(Data listing Opens)

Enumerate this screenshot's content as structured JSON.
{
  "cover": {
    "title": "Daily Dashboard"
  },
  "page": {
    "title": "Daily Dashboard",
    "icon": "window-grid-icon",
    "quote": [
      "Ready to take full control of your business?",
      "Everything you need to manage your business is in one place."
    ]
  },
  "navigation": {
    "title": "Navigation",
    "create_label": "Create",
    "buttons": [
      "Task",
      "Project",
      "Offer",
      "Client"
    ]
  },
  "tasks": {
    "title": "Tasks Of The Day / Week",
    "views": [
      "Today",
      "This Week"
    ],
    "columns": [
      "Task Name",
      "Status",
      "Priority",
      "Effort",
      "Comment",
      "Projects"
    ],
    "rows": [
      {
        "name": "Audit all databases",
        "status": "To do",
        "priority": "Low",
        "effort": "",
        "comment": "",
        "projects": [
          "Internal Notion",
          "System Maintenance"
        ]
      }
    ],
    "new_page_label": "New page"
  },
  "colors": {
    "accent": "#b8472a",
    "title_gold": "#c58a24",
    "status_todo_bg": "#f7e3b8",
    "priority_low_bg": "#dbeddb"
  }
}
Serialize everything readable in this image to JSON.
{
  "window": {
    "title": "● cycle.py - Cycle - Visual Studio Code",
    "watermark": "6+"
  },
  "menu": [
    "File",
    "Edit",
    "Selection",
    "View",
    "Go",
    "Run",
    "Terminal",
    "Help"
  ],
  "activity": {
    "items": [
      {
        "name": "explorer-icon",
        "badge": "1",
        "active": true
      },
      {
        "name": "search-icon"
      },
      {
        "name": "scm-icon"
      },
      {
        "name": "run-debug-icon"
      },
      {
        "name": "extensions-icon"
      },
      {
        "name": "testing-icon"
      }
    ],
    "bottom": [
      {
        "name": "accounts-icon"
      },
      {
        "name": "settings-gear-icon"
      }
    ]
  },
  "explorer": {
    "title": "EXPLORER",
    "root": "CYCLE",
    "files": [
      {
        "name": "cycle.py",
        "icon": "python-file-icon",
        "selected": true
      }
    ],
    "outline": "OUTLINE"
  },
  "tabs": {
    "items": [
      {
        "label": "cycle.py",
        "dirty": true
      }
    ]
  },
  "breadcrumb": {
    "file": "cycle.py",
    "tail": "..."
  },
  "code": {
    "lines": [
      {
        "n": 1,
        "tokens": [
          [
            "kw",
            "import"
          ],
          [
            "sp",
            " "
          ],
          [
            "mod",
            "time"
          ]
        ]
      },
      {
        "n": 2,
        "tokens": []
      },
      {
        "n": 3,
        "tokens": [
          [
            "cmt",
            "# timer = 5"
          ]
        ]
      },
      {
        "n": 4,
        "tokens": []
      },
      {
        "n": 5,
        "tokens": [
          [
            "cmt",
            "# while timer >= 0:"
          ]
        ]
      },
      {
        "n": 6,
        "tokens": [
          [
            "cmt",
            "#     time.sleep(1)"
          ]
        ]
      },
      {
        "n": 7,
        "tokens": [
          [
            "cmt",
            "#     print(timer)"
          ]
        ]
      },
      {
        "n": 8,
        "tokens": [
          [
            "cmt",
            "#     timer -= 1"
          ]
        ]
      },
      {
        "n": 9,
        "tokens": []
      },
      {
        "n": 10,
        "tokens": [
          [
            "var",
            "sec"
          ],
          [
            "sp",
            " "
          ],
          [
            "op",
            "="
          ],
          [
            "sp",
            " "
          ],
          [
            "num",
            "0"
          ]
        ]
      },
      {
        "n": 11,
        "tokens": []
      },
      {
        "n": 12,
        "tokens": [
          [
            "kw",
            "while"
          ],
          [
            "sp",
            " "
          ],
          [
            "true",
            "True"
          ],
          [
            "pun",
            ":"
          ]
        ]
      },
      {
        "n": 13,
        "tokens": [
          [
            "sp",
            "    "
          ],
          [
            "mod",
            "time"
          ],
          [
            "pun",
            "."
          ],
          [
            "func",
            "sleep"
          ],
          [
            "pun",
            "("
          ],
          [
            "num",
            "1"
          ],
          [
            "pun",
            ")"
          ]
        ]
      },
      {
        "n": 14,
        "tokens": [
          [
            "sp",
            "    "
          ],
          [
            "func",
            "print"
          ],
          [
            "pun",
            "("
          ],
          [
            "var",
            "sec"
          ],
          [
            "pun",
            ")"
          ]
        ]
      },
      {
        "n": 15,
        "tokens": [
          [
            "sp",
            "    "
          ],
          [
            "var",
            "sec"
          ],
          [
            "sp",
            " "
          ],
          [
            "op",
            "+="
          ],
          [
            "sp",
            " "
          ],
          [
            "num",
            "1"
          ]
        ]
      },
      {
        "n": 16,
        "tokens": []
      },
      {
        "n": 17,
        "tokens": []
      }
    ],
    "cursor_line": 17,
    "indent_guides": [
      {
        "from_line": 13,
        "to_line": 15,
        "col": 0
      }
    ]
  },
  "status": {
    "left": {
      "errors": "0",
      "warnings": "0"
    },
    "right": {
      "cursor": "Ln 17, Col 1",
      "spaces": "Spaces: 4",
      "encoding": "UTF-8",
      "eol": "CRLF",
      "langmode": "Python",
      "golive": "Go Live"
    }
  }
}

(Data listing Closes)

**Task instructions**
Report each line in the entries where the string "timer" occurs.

**Answer to the problem**
            "# timer = 5"
            "# while timer >= 0:"
            "#     print(timer)"
            "#     timer -= 1"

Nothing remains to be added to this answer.